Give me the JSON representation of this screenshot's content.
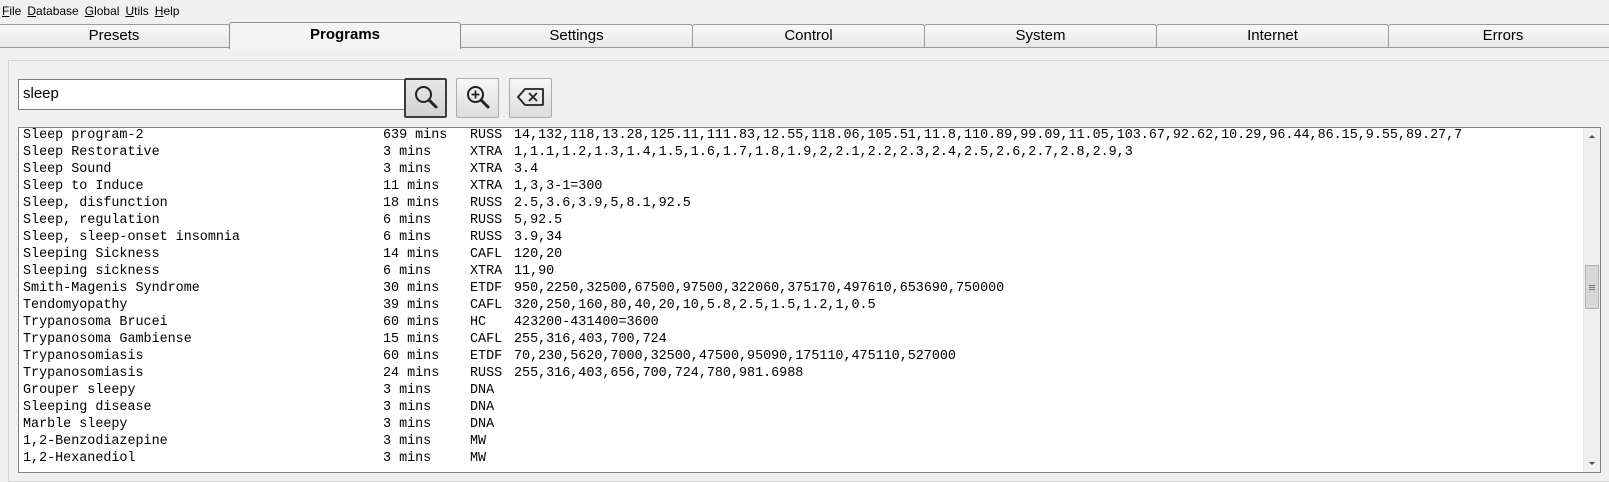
{
  "menu": {
    "items": [
      {
        "mnemonic": "F",
        "rest": "ile"
      },
      {
        "mnemonic": "D",
        "rest": "atabase"
      },
      {
        "mnemonic": "G",
        "rest": "lobal"
      },
      {
        "mnemonic": "U",
        "rest": "tils"
      },
      {
        "mnemonic": "H",
        "rest": "elp"
      }
    ]
  },
  "tabs": [
    {
      "label": "Presets",
      "active": false
    },
    {
      "label": "Programs",
      "active": true
    },
    {
      "label": "Settings",
      "active": false
    },
    {
      "label": "Control",
      "active": false
    },
    {
      "label": "System",
      "active": false
    },
    {
      "label": "Internet",
      "active": false
    },
    {
      "label": "Errors",
      "active": false
    }
  ],
  "search": {
    "value": "sleep",
    "buttons": [
      {
        "icon": "search-icon",
        "pressed": true
      },
      {
        "icon": "zoom-in-icon",
        "pressed": false
      },
      {
        "icon": "clear-backspace-icon",
        "pressed": false
      }
    ]
  },
  "results": [
    {
      "name": "Sleep program-2",
      "duration": "639 mins",
      "type": "RUSS",
      "frequencies": "14,132,118,13.28,125.11,111.83,12.55,118.06,105.51,11.8,110.89,99.09,11.05,103.67,92.62,10.29,96.44,86.15,9.55,89.27,7"
    },
    {
      "name": "Sleep Restorative",
      "duration": "3 mins",
      "type": "XTRA",
      "frequencies": "1,1.1,1.2,1.3,1.4,1.5,1.6,1.7,1.8,1.9,2,2.1,2.2,2.3,2.4,2.5,2.6,2.7,2.8,2.9,3"
    },
    {
      "name": "Sleep Sound",
      "duration": "3 mins",
      "type": "XTRA",
      "frequencies": "3.4"
    },
    {
      "name": "Sleep to Induce",
      "duration": "11 mins",
      "type": "XTRA",
      "frequencies": "1,3,3-1=300"
    },
    {
      "name": "Sleep, disfunction",
      "duration": "18 mins",
      "type": "RUSS",
      "frequencies": "2.5,3.6,3.9,5,8.1,92.5"
    },
    {
      "name": "Sleep, regulation",
      "duration": "6 mins",
      "type": "RUSS",
      "frequencies": "5,92.5"
    },
    {
      "name": "Sleep, sleep-onset insomnia",
      "duration": "6 mins",
      "type": "RUSS",
      "frequencies": "3.9,34"
    },
    {
      "name": "Sleeping Sickness",
      "duration": "14 mins",
      "type": "CAFL",
      "frequencies": "120,20"
    },
    {
      "name": "Sleeping sickness",
      "duration": "6 mins",
      "type": "XTRA",
      "frequencies": "11,90"
    },
    {
      "name": "Smith-Magenis Syndrome",
      "duration": "30 mins",
      "type": "ETDF",
      "frequencies": "950,2250,32500,67500,97500,322060,375170,497610,653690,750000"
    },
    {
      "name": "Tendomyopathy",
      "duration": "39 mins",
      "type": "CAFL",
      "frequencies": "320,250,160,80,40,20,10,5.8,2.5,1.5,1.2,1,0.5"
    },
    {
      "name": "Trypanosoma Brucei",
      "duration": "60 mins",
      "type": "HC",
      "frequencies": "423200-431400=3600"
    },
    {
      "name": "Trypanosoma Gambiense",
      "duration": "15 mins",
      "type": "CAFL",
      "frequencies": "255,316,403,700,724"
    },
    {
      "name": "Trypanosomiasis",
      "duration": "60 mins",
      "type": "ETDF",
      "frequencies": "70,230,5620,7000,32500,47500,95090,175110,475110,527000"
    },
    {
      "name": "Trypanosomiasis",
      "duration": "24 mins",
      "type": "RUSS",
      "frequencies": "255,316,403,656,700,724,780,981.6988"
    },
    {
      "name": "Grouper sleepy",
      "duration": "3 mins",
      "type": "DNA",
      "frequencies": ""
    },
    {
      "name": "Sleeping disease",
      "duration": "3 mins",
      "type": "DNA",
      "frequencies": ""
    },
    {
      "name": "Marble sleepy",
      "duration": "3 mins",
      "type": "DNA",
      "frequencies": ""
    },
    {
      "name": "1,2-Benzodiazepine",
      "duration": "3 mins",
      "type": "MW",
      "frequencies": ""
    },
    {
      "name": "1,2-Hexanediol",
      "duration": "3 mins",
      "type": "MW",
      "frequencies": ""
    }
  ],
  "scroll": {
    "position": 0.45
  }
}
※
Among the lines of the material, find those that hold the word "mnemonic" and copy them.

> _The completed task_
        "mnemonic": "F",
        "mnemonic": "D",
        "mnemonic": "G",
        "mnemonic": "U",
        "mnemonic": "H",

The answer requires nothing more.